- There is no log backup history that can be found. This is usually true when SQL Server Managed Backup to Windows Azure is enabled for the first time.
- The transaction log space used is 5 MB or larger.
- The Log space used percentage is more than 50%.
- The maximum time interval of 2 hours since the last log backup is reached.
- Any time the transaction log backup is lagging behind a full database backup. The goal is to keep the log chain ahead of full backup.
Step 1: Create a Windows Azure Blob Storage
In order to create Backups from SQL Server 2014 to Windows Azure storage, you will first need to create a new Blob Storage location. To do this, log into the Windows Azure Management Console, Click the ‘New’ Button and click on ‘Data Services’ -> ‘Storage” -> ‘Quick Create’.

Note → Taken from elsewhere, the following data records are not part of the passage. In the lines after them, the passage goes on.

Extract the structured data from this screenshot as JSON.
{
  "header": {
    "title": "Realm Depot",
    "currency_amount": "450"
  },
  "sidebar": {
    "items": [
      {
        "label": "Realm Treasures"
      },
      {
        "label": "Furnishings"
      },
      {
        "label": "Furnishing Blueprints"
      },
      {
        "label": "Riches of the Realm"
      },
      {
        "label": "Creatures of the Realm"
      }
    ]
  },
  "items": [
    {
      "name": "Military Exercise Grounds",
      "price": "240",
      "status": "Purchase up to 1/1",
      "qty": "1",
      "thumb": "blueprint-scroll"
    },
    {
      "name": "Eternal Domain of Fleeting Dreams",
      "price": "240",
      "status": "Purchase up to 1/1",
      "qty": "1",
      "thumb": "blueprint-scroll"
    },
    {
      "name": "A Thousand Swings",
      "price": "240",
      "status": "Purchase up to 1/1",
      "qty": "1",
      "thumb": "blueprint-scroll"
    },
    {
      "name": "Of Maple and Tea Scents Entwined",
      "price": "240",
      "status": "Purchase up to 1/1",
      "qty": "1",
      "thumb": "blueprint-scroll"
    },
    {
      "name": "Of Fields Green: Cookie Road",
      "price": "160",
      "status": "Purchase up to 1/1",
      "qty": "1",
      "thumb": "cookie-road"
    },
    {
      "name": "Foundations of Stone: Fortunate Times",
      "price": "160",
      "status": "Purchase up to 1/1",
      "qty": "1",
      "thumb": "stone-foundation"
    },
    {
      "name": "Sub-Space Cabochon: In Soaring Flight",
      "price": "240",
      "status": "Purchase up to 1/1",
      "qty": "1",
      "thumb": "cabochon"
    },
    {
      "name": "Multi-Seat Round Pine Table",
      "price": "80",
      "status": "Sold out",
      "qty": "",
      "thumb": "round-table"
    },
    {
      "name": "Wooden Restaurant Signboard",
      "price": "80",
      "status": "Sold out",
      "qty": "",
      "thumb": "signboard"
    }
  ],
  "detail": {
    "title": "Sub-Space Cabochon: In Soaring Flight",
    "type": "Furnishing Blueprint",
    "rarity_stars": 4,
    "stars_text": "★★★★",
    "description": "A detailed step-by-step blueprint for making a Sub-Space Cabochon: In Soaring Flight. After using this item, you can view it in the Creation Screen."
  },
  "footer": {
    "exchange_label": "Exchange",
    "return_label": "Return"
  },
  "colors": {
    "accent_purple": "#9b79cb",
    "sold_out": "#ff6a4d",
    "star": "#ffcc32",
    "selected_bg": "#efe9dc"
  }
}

Choose a URL and Affinity group, and click OK. Your new Storage account will be created. Make a note of the full URL, it will be used later.
Step 2: Create a SQL Credential to store your Windows Azure Authentication
To allow SQL Server to authenticate to the Windows Azure Storage, you will need to create a Credential to allow SQL Server to properly authenticate. Open a new Query in SQL Server Management studio using the following example as the syntax:
CREATE CREDENTIAL credentialname
WITH Identity= 'Storage Account Name'
, SECRET = '<insert Storage key here>'
Replace credential name, Storage Account Name, and <insert storage key here> with the proper settings for your environment and execute the command.
Step 3: Configure SQL Server Managed Backup to Windows Azure
Next, the managed backup needs to be configured to allow backup to SQL Azure. Run the following Command to configure (Note: substitute the variables for your own environment. For details on Managed Backup Encryption options, please review the TechNet article at: http://msdn.microsoft.com/en-us/library/dn451013(v=sql.120).aspx
EXEC smart_admin.sp_set_db_backup @database_name='ProductionData'
,@storage_url = 'http://<your storage account>.blob.core.windows.net'
When the command is executed, you will receive the following message: SQL Server Managed Backup to Windows Azure is configured for the database, 'ProductionData', with credential 'credentialname', retention period 5 day(s), encryption is off, and backup is on.
The latest version of SQL Server can truly provide immediate value, by providing quick and easy integration between the SQL Server and Windows Azure, as well as provide automation and flexibility in the day-to-day administration of your Database nd Database instances. For more information, visit http://www.enpointe.com/microsoft/sql-server-2012.